* Brief *
From the line containing "What's the underlying" onward to the last line of the data below, copy each line exactly and add nothing.

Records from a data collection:

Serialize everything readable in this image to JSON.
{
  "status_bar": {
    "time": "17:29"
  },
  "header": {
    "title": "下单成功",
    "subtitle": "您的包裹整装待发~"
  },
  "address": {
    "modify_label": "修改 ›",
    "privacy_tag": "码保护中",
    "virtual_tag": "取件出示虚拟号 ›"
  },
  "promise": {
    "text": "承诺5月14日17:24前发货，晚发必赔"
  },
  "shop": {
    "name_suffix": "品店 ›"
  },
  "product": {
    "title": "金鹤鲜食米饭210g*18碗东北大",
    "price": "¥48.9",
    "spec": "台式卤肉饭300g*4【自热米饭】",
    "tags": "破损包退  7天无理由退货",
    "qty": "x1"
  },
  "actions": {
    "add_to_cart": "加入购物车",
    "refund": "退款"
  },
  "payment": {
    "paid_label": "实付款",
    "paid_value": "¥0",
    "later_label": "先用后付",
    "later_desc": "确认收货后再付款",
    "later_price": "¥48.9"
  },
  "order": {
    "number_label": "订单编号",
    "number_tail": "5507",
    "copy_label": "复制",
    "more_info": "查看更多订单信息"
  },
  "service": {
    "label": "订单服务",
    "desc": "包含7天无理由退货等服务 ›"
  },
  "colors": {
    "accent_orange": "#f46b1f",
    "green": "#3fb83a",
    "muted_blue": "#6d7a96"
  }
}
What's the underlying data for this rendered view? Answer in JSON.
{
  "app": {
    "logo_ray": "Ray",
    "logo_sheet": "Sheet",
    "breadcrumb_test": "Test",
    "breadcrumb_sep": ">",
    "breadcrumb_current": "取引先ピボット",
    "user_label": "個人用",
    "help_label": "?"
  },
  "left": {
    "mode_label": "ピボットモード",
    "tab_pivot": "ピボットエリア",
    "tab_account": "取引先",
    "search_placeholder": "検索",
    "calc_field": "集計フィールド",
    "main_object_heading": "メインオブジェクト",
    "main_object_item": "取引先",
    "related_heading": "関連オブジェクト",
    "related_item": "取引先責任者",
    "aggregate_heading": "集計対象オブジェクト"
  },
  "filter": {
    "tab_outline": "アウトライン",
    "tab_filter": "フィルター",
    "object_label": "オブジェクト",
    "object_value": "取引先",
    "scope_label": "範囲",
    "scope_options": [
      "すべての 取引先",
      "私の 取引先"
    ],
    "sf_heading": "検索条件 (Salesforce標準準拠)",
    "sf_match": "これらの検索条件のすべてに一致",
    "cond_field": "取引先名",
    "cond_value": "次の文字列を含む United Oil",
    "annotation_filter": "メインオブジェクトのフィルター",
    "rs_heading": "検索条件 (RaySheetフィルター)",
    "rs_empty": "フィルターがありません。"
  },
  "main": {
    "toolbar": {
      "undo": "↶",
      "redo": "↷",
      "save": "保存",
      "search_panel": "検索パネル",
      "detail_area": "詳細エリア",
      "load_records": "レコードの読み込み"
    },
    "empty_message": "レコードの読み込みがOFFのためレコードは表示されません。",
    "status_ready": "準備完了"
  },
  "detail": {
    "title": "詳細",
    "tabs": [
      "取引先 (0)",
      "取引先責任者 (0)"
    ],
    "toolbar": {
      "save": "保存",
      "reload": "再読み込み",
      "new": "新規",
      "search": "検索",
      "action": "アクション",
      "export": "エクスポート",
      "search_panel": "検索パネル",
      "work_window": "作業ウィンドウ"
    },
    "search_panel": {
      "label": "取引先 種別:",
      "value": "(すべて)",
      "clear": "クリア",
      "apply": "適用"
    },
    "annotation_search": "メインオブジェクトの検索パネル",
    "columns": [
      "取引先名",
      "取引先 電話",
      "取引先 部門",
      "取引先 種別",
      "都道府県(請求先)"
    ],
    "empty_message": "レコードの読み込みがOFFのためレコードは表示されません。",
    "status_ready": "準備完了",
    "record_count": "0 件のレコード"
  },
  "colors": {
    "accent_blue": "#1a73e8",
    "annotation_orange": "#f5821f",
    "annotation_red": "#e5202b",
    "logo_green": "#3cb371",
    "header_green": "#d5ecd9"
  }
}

* Answer to the problem *
What's the underlying data for this rendered view? Answer in JSON.
{
  "app": {
    "logo_ray": "Ray",
    "logo_sheet": "Sheet",
    "breadcrumb_test": "Test",
    "breadcrumb_sep": ">",
    "breadcrumb_current": "取引先ピボット",
    "user_label": "個人用",
    "help_label": "?"
  },
  "left": {
    "mode_label": "ピボットモード",
    "tab_pivot": "ピボットエリア",
    "tab_account": "取引先",
    "search_placeholder": "検索",
    "calc_field": "集計フィールド",
    "main_object_heading": "メインオブジェクト",
    "main_object_item": "取引先",
    "related_heading": "関連オブジェクト",
    "related_item": "取引先責任者",
    "aggregate_heading": "集計対象オブジェクト"
  },
  "filter": {
    "tab_outline": "アウトライン",
    "tab_filter": "フィルター",
    "object_label": "オブジェクト",
    "object_value": "取引先",
    "scope_label": "範囲",
    "scope_options": [
      "すべての 取引先",
      "私の 取引先"
    ],
    "sf_heading": "検索条件 (Salesforce標準準拠)",
    "sf_match": "これらの検索条件のすべてに一致",
    "cond_field": "取引先名",
    "cond_value": "次の文字列を含む United Oil",
    "annotation_filter": "メインオブジェクトのフィルター",
    "rs_heading": "検索条件 (RaySheetフィルター)",
    "rs_empty": "フィルターがありません。"
  },
  "main": {
    "toolbar": {
      "undo": "↶",
      "redo": "↷",
      "save": "保存",
      "search_panel": "検索パネル",
      "detail_area": "詳細エリア",
      "load_records": "レコードの読み込み"
    },
    "empty_message": "レコードの読み込みがOFFのためレコードは表示されません。",
    "status_ready": "準備完了"
  },
  "detail": {
    "title": "詳細",
    "tabs": [
      "取引先 (0)",
      "取引先責任者 (0)"
    ],
    "toolbar": {
      "save": "保存",
      "reload": "再読み込み",
      "new": "新規",
      "search": "検索",
      "action": "アクション",
      "export": "エクスポート",
      "search_panel": "検索パネル",
      "work_window": "作業ウィンドウ"
    },
    "search_panel": {
      "label": "取引先 種別:",
      "value": "(すべて)",
      "clear": "クリア",
      "apply": "適用"
    },
    "annotation_search": "メインオブジェクトの検索パネル",
    "columns": [
      "取引先名",
      "取引先 電話",
      "取引先 部門",
      "取引先 種別",
      "都道府県(請求先)"
    ],
    "empty_message": "レコードの読み込みがOFFのためレコードは表示されません。",
    "status_ready": "準備完了",
    "record_count": "0 件のレコード"
  },
  "colors": {
    "accent_blue": "#1a73e8",
    "annotation_orange": "#f5821f",
    "annotation_red": "#e5202b",
    "logo_green": "#3cb371",
    "header_green": "#d5ecd9"
  }
}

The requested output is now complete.